**Description of the task:** Copy each line in the data below that contains the word "JSON".
---------------
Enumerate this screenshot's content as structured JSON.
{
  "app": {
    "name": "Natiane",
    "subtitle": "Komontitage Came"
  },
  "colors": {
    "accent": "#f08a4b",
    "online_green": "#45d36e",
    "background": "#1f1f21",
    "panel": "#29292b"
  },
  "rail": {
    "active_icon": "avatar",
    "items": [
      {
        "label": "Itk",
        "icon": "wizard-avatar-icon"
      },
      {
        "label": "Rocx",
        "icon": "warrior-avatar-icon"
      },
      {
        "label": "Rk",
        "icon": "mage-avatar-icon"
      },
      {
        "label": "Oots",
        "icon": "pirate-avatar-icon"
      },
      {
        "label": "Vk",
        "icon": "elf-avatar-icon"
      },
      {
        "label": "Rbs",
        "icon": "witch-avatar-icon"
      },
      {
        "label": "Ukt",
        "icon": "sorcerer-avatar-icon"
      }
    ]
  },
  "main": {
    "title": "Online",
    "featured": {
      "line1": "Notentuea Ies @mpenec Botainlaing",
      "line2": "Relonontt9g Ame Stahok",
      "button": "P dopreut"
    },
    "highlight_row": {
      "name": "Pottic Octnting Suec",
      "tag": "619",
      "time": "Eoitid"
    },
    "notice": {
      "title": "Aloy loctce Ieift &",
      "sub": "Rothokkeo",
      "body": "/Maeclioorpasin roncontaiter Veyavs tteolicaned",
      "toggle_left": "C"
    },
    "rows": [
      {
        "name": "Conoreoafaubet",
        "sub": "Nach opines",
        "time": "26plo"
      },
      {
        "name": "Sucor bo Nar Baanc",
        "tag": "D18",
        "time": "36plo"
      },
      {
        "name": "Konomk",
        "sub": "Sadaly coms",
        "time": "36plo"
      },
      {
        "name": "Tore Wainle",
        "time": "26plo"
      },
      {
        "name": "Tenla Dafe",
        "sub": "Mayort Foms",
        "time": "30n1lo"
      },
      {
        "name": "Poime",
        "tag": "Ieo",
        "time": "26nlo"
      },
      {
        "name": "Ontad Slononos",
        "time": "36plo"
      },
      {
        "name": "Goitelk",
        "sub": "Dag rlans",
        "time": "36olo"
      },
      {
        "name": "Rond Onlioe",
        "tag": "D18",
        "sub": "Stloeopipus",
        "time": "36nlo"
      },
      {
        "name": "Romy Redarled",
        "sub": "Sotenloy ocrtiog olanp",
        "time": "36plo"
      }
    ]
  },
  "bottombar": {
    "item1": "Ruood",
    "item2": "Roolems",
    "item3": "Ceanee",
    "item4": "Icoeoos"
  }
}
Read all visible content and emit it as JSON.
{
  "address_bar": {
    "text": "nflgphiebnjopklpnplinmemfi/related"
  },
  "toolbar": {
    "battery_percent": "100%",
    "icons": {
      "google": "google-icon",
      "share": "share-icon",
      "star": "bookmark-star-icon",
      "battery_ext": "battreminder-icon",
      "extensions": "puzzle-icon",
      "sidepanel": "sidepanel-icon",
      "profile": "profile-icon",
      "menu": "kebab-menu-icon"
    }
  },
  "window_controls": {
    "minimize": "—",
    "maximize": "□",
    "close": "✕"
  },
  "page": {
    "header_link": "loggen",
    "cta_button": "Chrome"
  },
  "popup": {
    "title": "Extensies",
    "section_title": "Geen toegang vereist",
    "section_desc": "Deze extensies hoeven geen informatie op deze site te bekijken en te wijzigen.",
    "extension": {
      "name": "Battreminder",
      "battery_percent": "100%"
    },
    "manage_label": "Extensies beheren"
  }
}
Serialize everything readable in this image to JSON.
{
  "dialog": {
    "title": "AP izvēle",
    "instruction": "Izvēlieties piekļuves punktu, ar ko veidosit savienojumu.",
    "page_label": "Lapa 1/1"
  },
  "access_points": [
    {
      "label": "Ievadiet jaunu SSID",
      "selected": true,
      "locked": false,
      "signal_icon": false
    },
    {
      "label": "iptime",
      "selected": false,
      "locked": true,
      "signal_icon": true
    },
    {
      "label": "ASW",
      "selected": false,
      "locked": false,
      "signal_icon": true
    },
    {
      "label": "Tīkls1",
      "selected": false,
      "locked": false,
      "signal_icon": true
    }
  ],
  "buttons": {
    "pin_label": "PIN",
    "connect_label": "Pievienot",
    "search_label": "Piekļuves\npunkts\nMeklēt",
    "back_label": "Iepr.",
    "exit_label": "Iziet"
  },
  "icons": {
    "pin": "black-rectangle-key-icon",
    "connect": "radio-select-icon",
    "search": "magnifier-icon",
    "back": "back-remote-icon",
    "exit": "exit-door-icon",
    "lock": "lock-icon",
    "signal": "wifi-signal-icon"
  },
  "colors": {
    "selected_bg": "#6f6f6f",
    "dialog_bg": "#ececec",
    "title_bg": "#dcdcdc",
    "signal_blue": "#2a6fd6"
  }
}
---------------
**Solution:**
Enumerate this screenshot's content as structured JSON.
Read all visible content and emit it as JSON.
Serialize everything readable in this image to JSON.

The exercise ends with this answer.